The ultimate goal with filing a motion for leave to serve special interrogatories is to obtain a court order granting the motion, and more importantly, having the order provide that the requested answers to interrogatories be provided within a certain time frame, such as 30, 45 or 60 days. Then, if the answers are not provided within that designated time frame, respondent can file an appropriate motion. Parties and practitioners on both sides should be aware of how important interrogatories can be to centralize the issues.
Turning to those situations where answers to interrogatories are allowed without motion, we first look at inquiries posed in dependency cases. These inquiries ask the alleged dependent to supply proof of dependency to the decedent, including the manner of relationship between the alleged dependent and decedent, as well as evidence that the decedent’s death was work-related.
These interrogatories also inquire as to the nature of any financial dependency the alleged dependent had with the decedent prior to the decedent’s passing. Dependency claim petitions and filing requirements are subject to NJSA 34:15-51, which requires that a dependency claim petition must be filed within two years of the decedent’s death.
In re-opener cases, inquiries are posed to petitioner regarding any treatment since the entry of the prior award, including details regarding physicians and the nature of any treatment since the entry of the prior award. Petitioners are asked to identify any subsequent employment held since the entry of the prior award, including job duties at any new /subsequent positions. An inquiry is made regarding any new relevant accidents/injuries or claims and any new awards or settlements.
Essentially, these interrogatories are seeking information regarding any new injuries, incidents or treatment since the entry of the prior award. It is worth noting that any re-opener application must be filed within two years of the last date of payment made to petitioner, pursuant to NJSA 34:15-27. If the re-opener application is filed more than two years after the last date of payment or treatment date, respondent should seek a dismissal of the matter, pursuant to Section 27.

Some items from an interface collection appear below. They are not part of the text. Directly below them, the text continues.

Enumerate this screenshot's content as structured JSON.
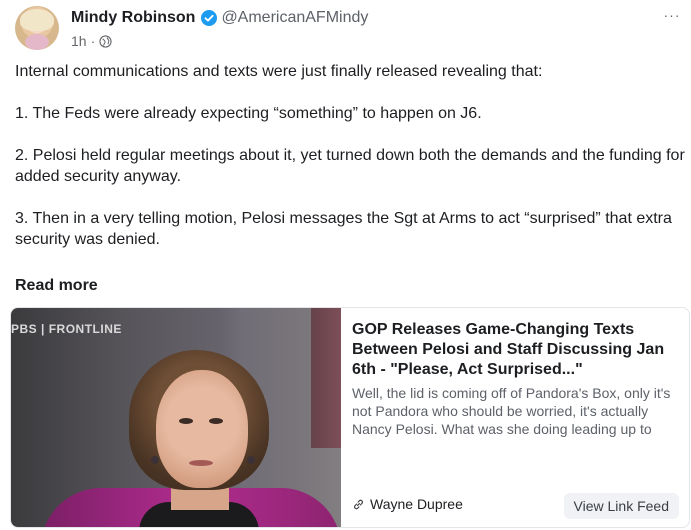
{
  "post": {
    "author": {
      "name": "Mindy Robinson",
      "handle": "@AmericanAFMindy",
      "verified": true,
      "time": "1h",
      "visibility_icon": "globe-icon"
    },
    "text": {
      "intro": "Internal communications and texts were just finally released revealing that:",
      "point1": "1. The Feds were already expecting “something” to happen on J6.",
      "point2": "2. Pelosi held regular meetings about it, yet turned down both the demands and the funding for added security anyway.",
      "point3": "3. Then in a very telling motion, Pelosi messages the Sgt at Arms to act “surprised” that extra security was denied."
    },
    "read_more": "Read more",
    "more_menu_label": "···",
    "link_card": {
      "thumbnail_badge": "PBS | FRONTLINE",
      "title": "GOP Releases Game-Changing Texts Between Pelosi and Staff Discussing Jan 6th - \"Please, Act Surprised...\"",
      "description": "Well, the lid is coming off of Pandora's Box, only it's not Pandora who should be worried, it's actually Nancy Pelosi. What was she doing leading up to",
      "source": "Wayne Dupree",
      "button_label": "View Link Feed"
    }
  },
  "colors": {
    "verified_blue": "#1d9bf0",
    "text_primary": "#1c1e21",
    "text_secondary": "#65676b",
    "card_border": "#e3e5e8",
    "button_bg": "#f0f2f5"
  }
}
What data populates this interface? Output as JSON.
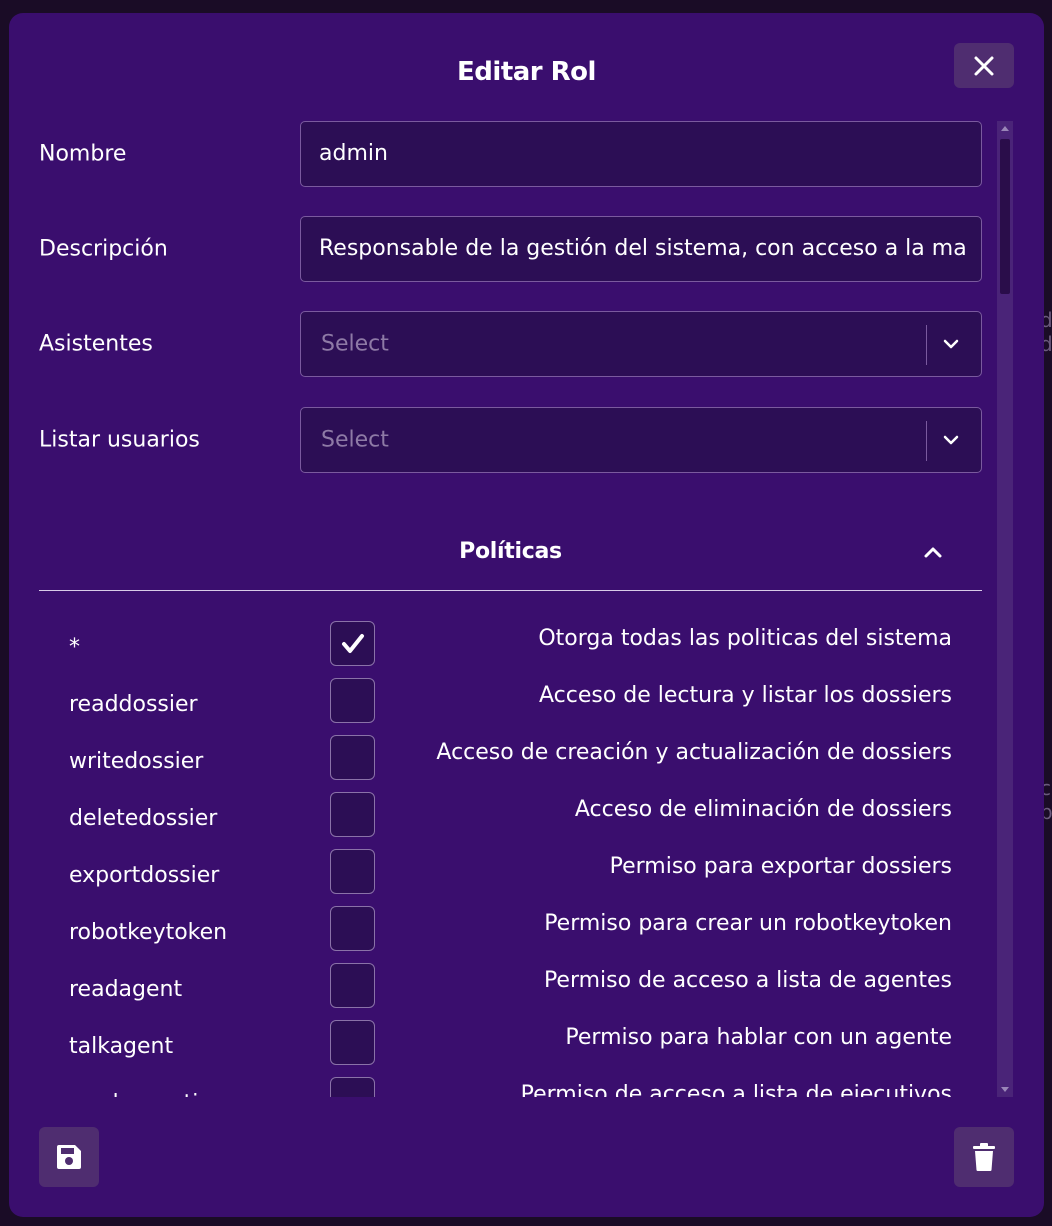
{
  "modal": {
    "title": "Editar Rol",
    "close_icon": "close-icon",
    "save_icon": "floppy-disk-icon",
    "delete_icon": "trash-icon"
  },
  "form": {
    "nombre": {
      "label": "Nombre",
      "value": "admin"
    },
    "descripcion": {
      "label": "Descripción",
      "value": "Responsable de la gestión del sistema, con acceso a la ma"
    },
    "asistentes": {
      "label": "Asistentes",
      "placeholder": "Select"
    },
    "listar_usuarios": {
      "label": "Listar usuarios",
      "placeholder": "Select"
    }
  },
  "policies": {
    "title": "Políticas",
    "items": [
      {
        "key": "*",
        "checked": true,
        "description": "Otorga todas las politicas del sistema"
      },
      {
        "key": "readdossier",
        "checked": false,
        "description": "Acceso de lectura y listar los dossiers"
      },
      {
        "key": "writedossier",
        "checked": false,
        "description": "Acceso de creación y actualización de dossiers"
      },
      {
        "key": "deletedossier",
        "checked": false,
        "description": "Acceso de eliminación de dossiers"
      },
      {
        "key": "exportdossier",
        "checked": false,
        "description": "Permiso para exportar dossiers"
      },
      {
        "key": "robotkeytoken",
        "checked": false,
        "description": "Permiso para crear un robotkeytoken"
      },
      {
        "key": "readagent",
        "checked": false,
        "description": "Permiso de acceso a lista de agentes"
      },
      {
        "key": "talkagent",
        "checked": false,
        "description": "Permiso para hablar con un agente"
      },
      {
        "key": "readexecutive",
        "checked": false,
        "description": "Permiso de acceso a lista de ejecutivos"
      }
    ]
  },
  "colors": {
    "modal_bg": "#3a0e6e",
    "input_bg": "#2c0e55",
    "button_bg": "#4f2d70"
  }
}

In occupational exposure cases, a standard set of respondent occupational interrogatories can be found on the Department of Labor’s website, as noted above. In my opinion, the most important inquiry is number 10: “Set forth the date and circumstances under which the petitioner became aware that the claimed injuries resulted from his employment.”
Under NJSA 34:15-34, a petitioner in an occupational disease claim must file the petition within two years after the date on which the petitioner first knew the nature of the disability and its relation to the employment. For example, if petitioner files an occupational claim petition on Jan. 1, 2022, and his response to inquiry number 10 states that he became aware of his claimed injuries and their alleged relationship to employment at any time prior to Jan. 1, 2020, respondent should utilize petitioner’s answers to seek a dismissal of the claim, pursuant to NJSA 34:15-34.
Often, the answer to inquiry 10 is something along the lines of, “I became aware of my issues and their relationship to work upon consultation with my attorney,” but if a specific date is noted, respondent should compare the date listed in inquiry 10 to the date of the filing of the claim petition.
With the increase of COVID-19 cases, I have seen interrogatories being posed both on petitioners and respondents. Often, the interrogatories served by petitioner ask respondent to identify whether petitioner was an essential worker. There is very little guidance on who is an essential employee, so this is actually a complex legal question, as proximity to the public is not defined in the law.
Practitioners should not limit interrogatories to cases where interrogatories are allowed without motion and should consider filing motions for leave for special interrogatories in cases where further information is needed to flesh out disputed issues.
Maura Burk is an attorney with Capehart Scatchard, a defense law firm in New Jersey. This post appears with permission from the New Jersey Workers' Comp Blog.